For those startup founders, CEOs, and business executives who aren’t keenly interested in technology and software, the idea of migrating your systems over to a new software provider can seem like a drag. Just imagine it: all the files, all the accounts, all the data and spreadsheets – it feels like a colossal undertaking and one you’d rather not oversee. But, at the same time, there are huge benefits for certain businesses to perform this migration, and so this article looks at whether your firm should consider this move.


All decisions to change software provider are a case of juggling price and value against the efficiency that the platform affords. For instance, if you save $10,000 by shifting to a new software provider, but lose $15,000 in productivity, it’s clear that your net saving means that you shouldn’t migrate your systems. On the other hand, those software solutions that offer you a guaranteed productivity boost should always be seen as tempting to businesses – they promise huge overall and incremental savings when it comes to labor and hours spent performing work in your firm.

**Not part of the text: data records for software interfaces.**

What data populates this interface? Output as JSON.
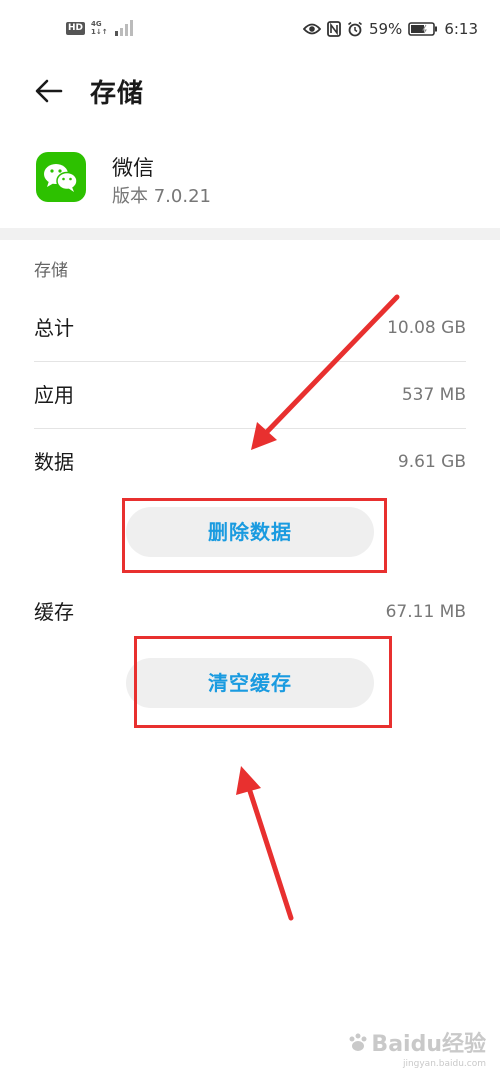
{
  "status_bar": {
    "hd_badge": "HD",
    "network_type": "4G",
    "network_sub": "1↓↑",
    "battery_percent": "59%",
    "time": "6:13",
    "icons": [
      "eye-icon",
      "nfc-icon",
      "alarm-icon",
      "battery-icon",
      "signal-icon"
    ]
  },
  "header": {
    "title": "存储",
    "back_icon": "back-arrow-icon"
  },
  "app": {
    "name": "微信",
    "version": "版本 7.0.21",
    "icon": "wechat-icon",
    "icon_color": "#2dc100"
  },
  "storage": {
    "section_label": "存储",
    "rows": [
      {
        "label": "总计",
        "value": "10.08 GB"
      },
      {
        "label": "应用",
        "value": "537 MB"
      },
      {
        "label": "数据",
        "value": "9.61 GB"
      }
    ],
    "delete_data_button": "删除数据",
    "cache": {
      "label": "缓存",
      "value": "67.11 MB"
    },
    "clear_cache_button": "清空缓存"
  },
  "annotations": {
    "highlight_color": "#e8302f",
    "button_text_color": "#1a9be0"
  },
  "watermark": {
    "main": "Baidu经验",
    "sub": "jingyan.baidu.com"
  }
}
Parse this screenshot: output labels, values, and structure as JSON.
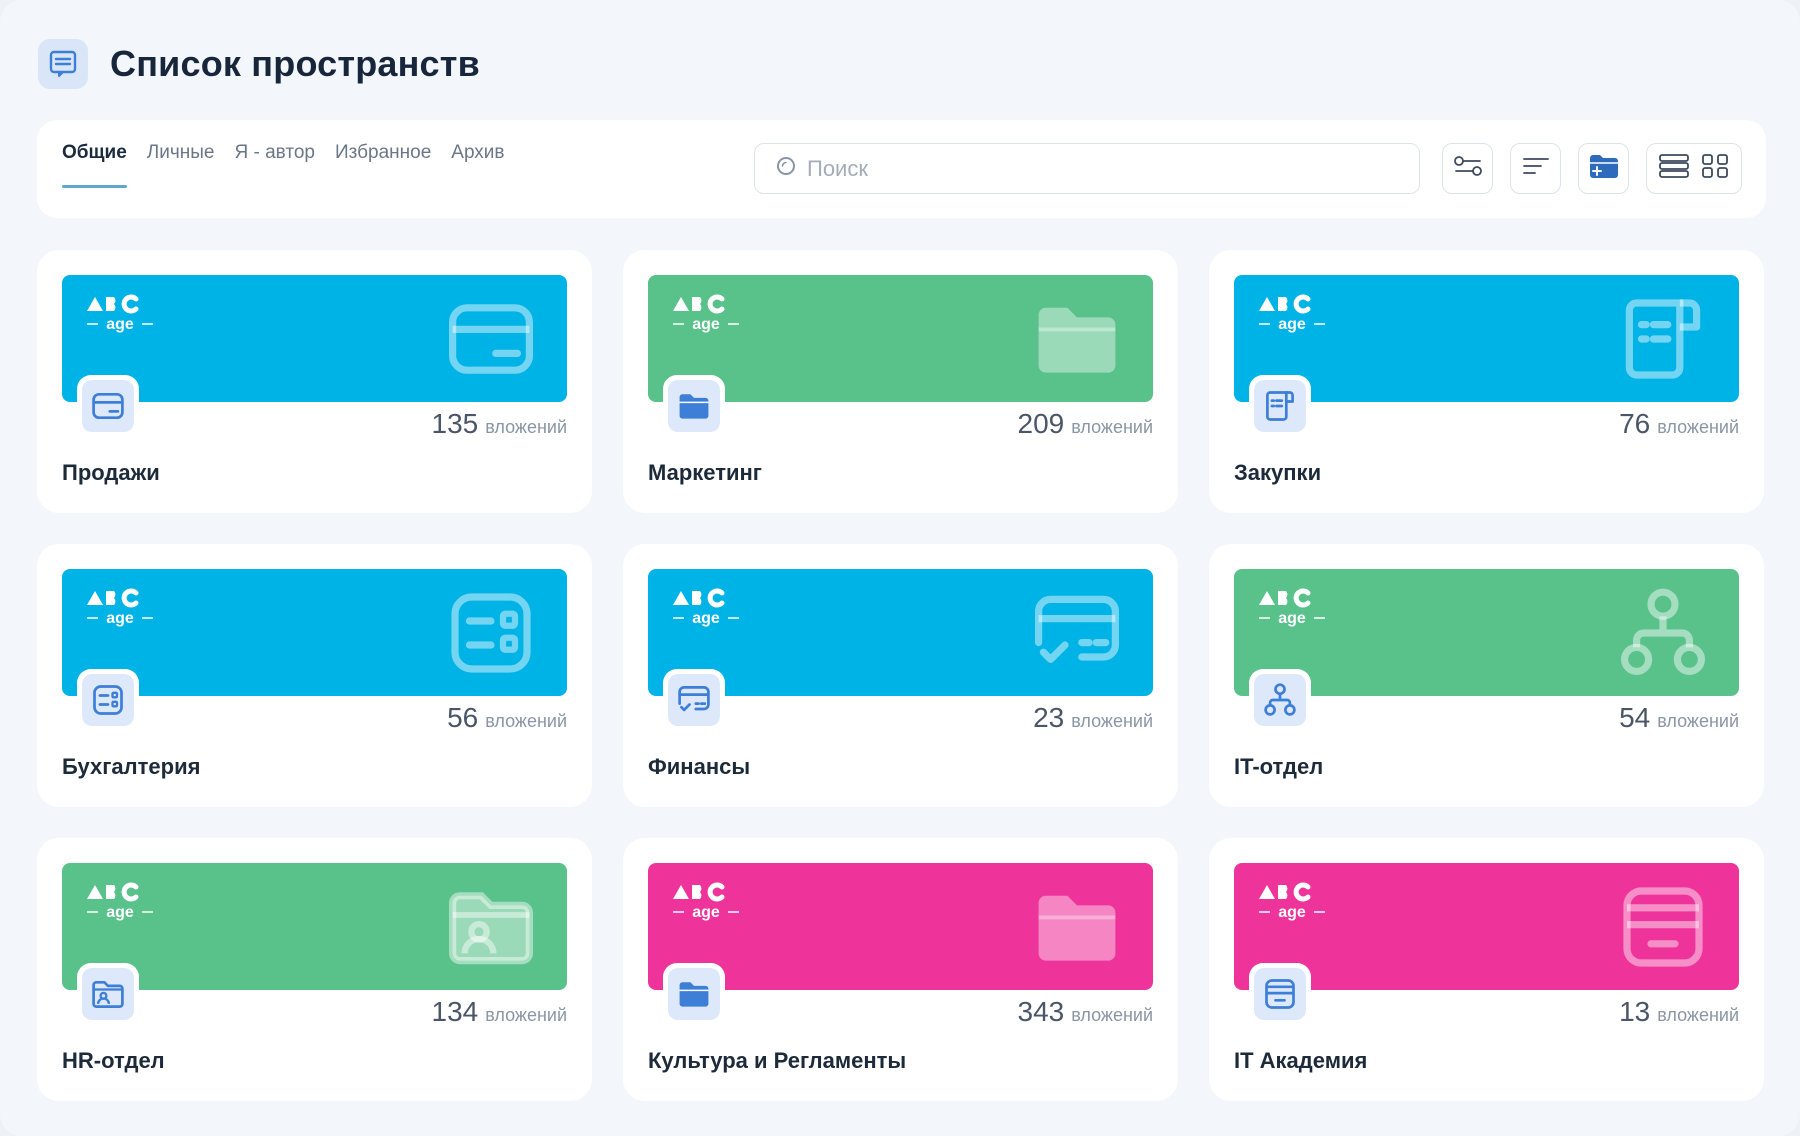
{
  "page": {
    "title": "Список пространств",
    "icon": "document-list-icon"
  },
  "tabs": [
    {
      "label": "Общие",
      "active": true
    },
    {
      "label": "Личные",
      "active": false
    },
    {
      "label": "Я - автор",
      "active": false
    },
    {
      "label": "Избранное",
      "active": false
    },
    {
      "label": "Архив",
      "active": false
    }
  ],
  "search": {
    "placeholder": "Поиск",
    "value": ""
  },
  "toolbar_icons": [
    "filter-icon",
    "sort-icon",
    "new-folder-icon",
    "list-view-icon",
    "grid-view-icon"
  ],
  "logo": {
    "top": "ABC",
    "bottom": "age"
  },
  "colors": {
    "blue": "#00b3e6",
    "green": "#59c18a",
    "pink": "#ee349b",
    "badge_icon": "#3d7ed6"
  },
  "spaces": [
    {
      "name": "Продажи",
      "count": "135",
      "count_label": "вложений",
      "color": "blue",
      "icon": "card-icon"
    },
    {
      "name": "Маркетинг",
      "count": "209",
      "count_label": "вложений",
      "color": "green",
      "icon": "folder-icon"
    },
    {
      "name": "Закупки",
      "count": "76",
      "count_label": "вложений",
      "color": "blue",
      "icon": "receipt-icon"
    },
    {
      "name": "Бухгалтерия",
      "count": "56",
      "count_label": "вложений",
      "color": "blue",
      "icon": "ledger-icon"
    },
    {
      "name": "Финансы",
      "count": "23",
      "count_label": "вложений",
      "color": "blue",
      "icon": "payment-check-icon"
    },
    {
      "name": "IT-отдел",
      "count": "54",
      "count_label": "вложений",
      "color": "green",
      "icon": "hierarchy-icon"
    },
    {
      "name": "HR-отдел",
      "count": "134",
      "count_label": "вложений",
      "color": "green",
      "icon": "user-folder-icon"
    },
    {
      "name": "Культура и Регламенты",
      "count": "343",
      "count_label": "вложений",
      "color": "pink",
      "icon": "folder-icon"
    },
    {
      "name": "IT Академия",
      "count": "13",
      "count_label": "вложений",
      "color": "pink",
      "icon": "archive-box-icon"
    }
  ]
}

Businesses with a savvy IT department are sure to use some of the best business software out there in the present moment – many of these programs are designed by independent businesses with no affiliation to the biggest software provider. The problem is that, over time, the most successful of these firms simply become subsumed by the megaliths of the software world – like Microsoft and, increasingly, Google. As such, centralizing your systems with one of these major players can be seen as more productive: the best software innovation will be fed through, and you no longer have to focus on building accounts on dozens of disparate programs.

Migration Hassle

Nonetheless, is it worth migrating from a host of different systems and servers onto one centralized one? Is it too much hassle and too disruptive for your firm to handle in these tough times? Well, if the last few months have anything to say about software and file migration, it’s that it’s blissful easy. Thousands of businesses have migrated to Microsoft since the coronavirus forced people to work from home. Thanks to the automated migration systems designed by, much of this process requires no human oversight, which is hugely helpful for firms concerned about disruption.

Data Loss and Storage

The other major anxiety about migrating your files from one system to another is that you might corrupt your files, some might be lost in the transition, or your security might be compromised as you perform the move. These concerns are all valid – but you’re able to guard against them by performing some simple security checks and backup maneuvers before you make the transition. Make sure your files are backed up – twice, just to be sure – so that you don’t stress about losing any files in your migration to a new platform for your business’s work.

It’s certainly worth migrating your systems if you see productivity and savings at the end of your journey. The advice above will help you feel secure in the knowledge that it’s possible, with minimal hassle, for your firm in 2020.